Paris Agreement Survey: Americans Concerned About Economy, Environment

The White House recently announced plans to pull out of the Paris Climate Accord, an agreement between 197 countries around the world to limit global warming. According to a study by the Yale Program on Climate Change Communication, the majority of Americans support the Paris Agreement and think the U.S. should continue to hold up its part of the bargain. But now that the President has already announced the U.S. will pull out of the agreement, have opinions changed? We asked 1,000 respondents about their thoughts on the Paris Agreement and its potential impact on the economy and the environment.

climate change

Environmental Concerns

In Ask Your Target Market’s latest online survey, 75% of respondents agreed that they are at least somewhat concerned about environmental issues in general. And 64% said they are concerned about climate change specifically.

In addition, 78% said that they try to be environmentally friendly in their daily lives. 83% think that businesses should aim to be environmentally friendly. And another 83% think that government entities should try to be environmentally friendly.

Paris Agreement

More specifically, 53% of respondents said that they disagree with President Donald Trump’s decision to pull out of the Paris Climate Accord. 23% said they agree with the decision. And 24% were neutral or had no opinion on the subject. In addition, 48% of respondents said they would be likely to support a re-negotiation of the deal.

So what kind of impact do people think withdrawing from the agreement will have on the U.S.? 50% of respondents think that withdrawing from the agreement will have a negative impact on the U.S. economy. And just 21% think that it will have a positive impact on the economy. On the other hand, 54% think that withdrawing from the agreement will have a negative impact on the environment. And just 10% think it will have a positive impact.

Climate Change

Overall, 75% of respondents said they think that climate change is real. 10% do not think it’s real. And 15% were undecided or had no opinion. There were a few more self-identified Democrats included in the study than self-identified Republicans. However, 54% of Republican respondents said they believe climate change is real.

Additionally, 49% of Republican respondents said they agree with the President’s decision to withdraw from the Paris agreement. And just 5% of Democrat respondents said they agreed with the decision.

Key Takeaways

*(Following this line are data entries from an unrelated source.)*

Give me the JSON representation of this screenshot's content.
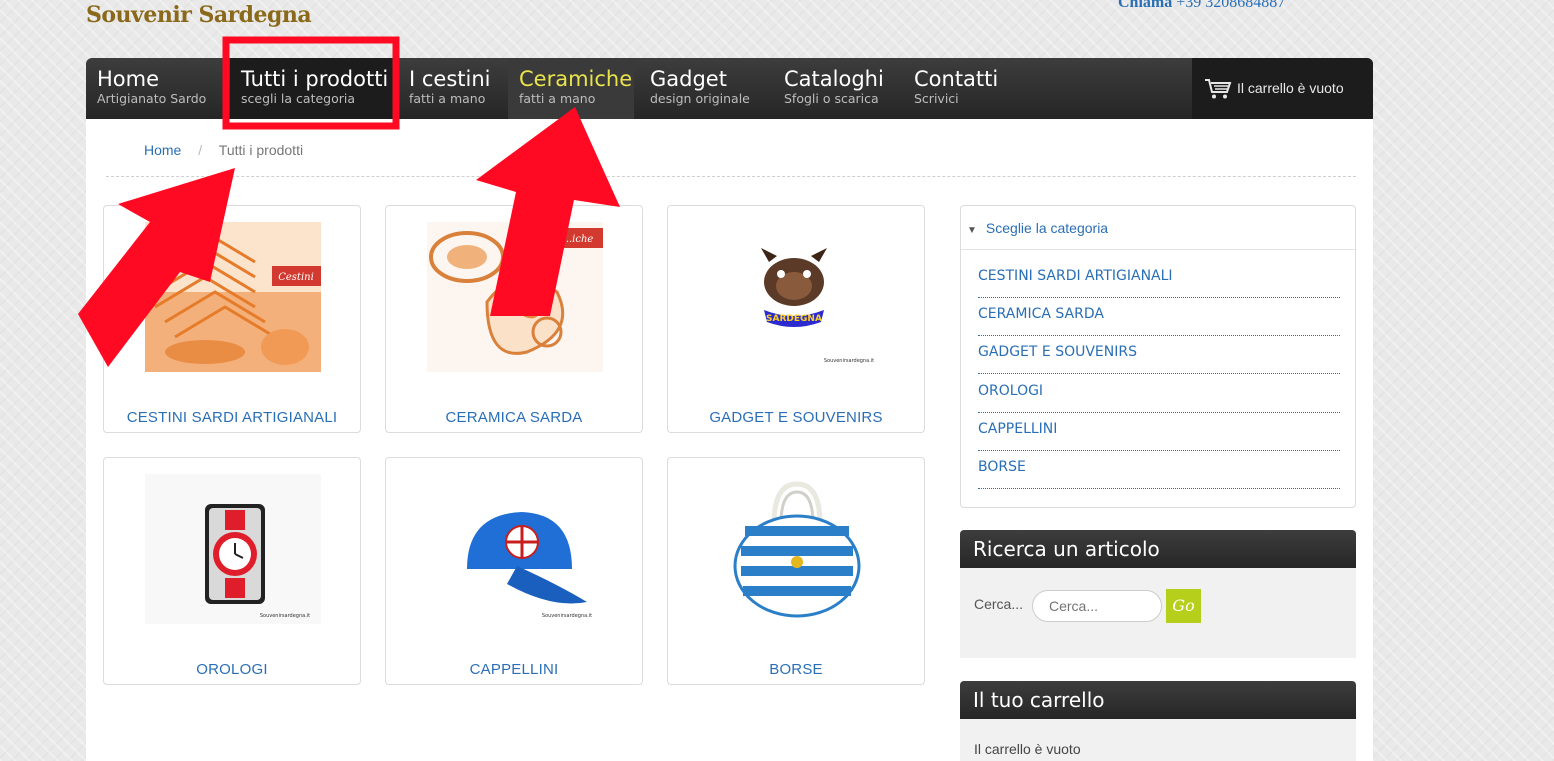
{
  "header": {
    "logo": "Souvenir Sardegna",
    "phone_label": "Chiama",
    "phone_number": "+39 3208684887"
  },
  "nav": [
    {
      "title": "Home",
      "subtitle": "Artigianato Sardo"
    },
    {
      "title": "Tutti i prodotti",
      "subtitle": "scegli la categoria"
    },
    {
      "title": "I cestini",
      "subtitle": "fatti a mano"
    },
    {
      "title": "Ceramiche",
      "subtitle": "fatti a mano"
    },
    {
      "title": "Gadget",
      "subtitle": "design originale"
    },
    {
      "title": "Cataloghi",
      "subtitle": "Sfogli o scarica"
    },
    {
      "title": "Contatti",
      "subtitle": "Scrivici"
    }
  ],
  "cart_header": "Il carrello è vuoto",
  "breadcrumb": {
    "home": "Home",
    "separator": "/",
    "current": "Tutti i prodotti"
  },
  "products": [
    {
      "label": "CESTINI SARDI ARTIGIANALI",
      "image_badge": "Cestini"
    },
    {
      "label": "CERAMICA SARDA",
      "image_badge": "...iche"
    },
    {
      "label": "GADGET E SOUVENIRS",
      "image_caption": "Souvenirsardegna.it",
      "image_text": "SARDEGNA"
    },
    {
      "label": "OROLOGI",
      "image_caption": "Souvenirsardegna.it"
    },
    {
      "label": "CAPPELLINI",
      "image_caption": "Souvenirsardegna.it"
    },
    {
      "label": "BORSE"
    }
  ],
  "sidebar": {
    "category_title": "Sceglie la categoria",
    "categories": [
      "CESTINI SARDI ARTIGIANALI",
      "CERAMICA SARDA",
      "GADGET E SOUVENIRS",
      "OROLOGI",
      "CAPPELLINI",
      "BORSE"
    ],
    "search_title": "Ricerca un articolo",
    "search_label": "Cerca...",
    "search_placeholder": "Cerca...",
    "go_label": "Go",
    "cart_title": "Il tuo carrello",
    "cart_empty": "Il carrello è vuoto"
  },
  "colors": {
    "link": "#2a6fb6",
    "nav_bg": "#2f2f2f",
    "highlight_yellow": "#e9e34c",
    "go_button": "#b5cf1a",
    "annotation_red": "#ff0a22"
  }
}
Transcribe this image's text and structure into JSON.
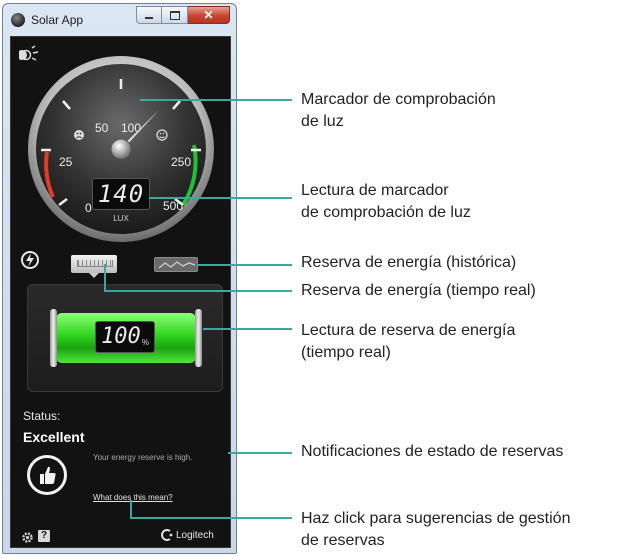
{
  "window": {
    "title": "Solar App",
    "close_glyph": "✕"
  },
  "gauge": {
    "ticks": [
      "0",
      "25",
      "50",
      "100",
      "250",
      "500"
    ],
    "reading": "140",
    "unit": "LUX",
    "needle_value": "100"
  },
  "reserve": {
    "reading": "100",
    "unit": "%",
    "level_percent": 100
  },
  "status": {
    "label": "Status:",
    "value": "Excellent",
    "message": "Your energy reserve is high.",
    "help_link": "What does this mean?"
  },
  "footer": {
    "help": "?",
    "brand": "Logitech"
  },
  "callouts": [
    {
      "lines": [
        "Marcador de comprobación",
        "de luz"
      ]
    },
    {
      "lines": [
        "Lectura de marcador",
        "de comprobación de luz"
      ]
    },
    {
      "lines": [
        "Reserva de energía (histórica)"
      ]
    },
    {
      "lines": [
        "Reserva de energía (tiempo real)"
      ]
    },
    {
      "lines": [
        "Lectura de reserva de energía",
        "(tiempo real)"
      ]
    },
    {
      "lines": [
        "Notificaciones de estado de reservas"
      ]
    },
    {
      "lines": [
        "Haz click para sugerencias de gestión",
        "de reservas"
      ]
    }
  ],
  "colors": {
    "callout_line": "#3aa7a0",
    "battery_green": "#2fd41c",
    "gauge_red": "#e23b2a",
    "gauge_green": "#22c12e"
  }
}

Like many decisions that have been made in recent years, the decision to withdraw from the Paris Climate Accord was met with mixed reactions from people with different political affiliations. However, it wasn’t an overwhelmingly popular decision even among republicans, though it doesn’t seem too likely to hurt the President’s popularity among that base too much. Additionally, it seems that people’s concerns about withdrawing from the agreement aren’t just about the environment. Almost as many people also think that withdrawing will have a negative impact on the economy.

You can view the complete survey results in the widget below and be sure to click “Open Full Report” to take advantage of all the chart and filter options.

Photo Credit: Climate Change Protest by Michael Gwyther-Jones under CC BY 2.0

What do you want to know? If you need some consumer insights on a particular topic, let us know in the comments below and we’ll consider it for an upcoming survey post.

Results were collected on June 5 via AYTM’s online survey panel.

Anne Pilon brings 3 years experience to AYTM as a blogger and journalist. She has a degree in journalism and marketing communications from Columbia College in Chicago and enjoys writing about business, marketing, social media, and art.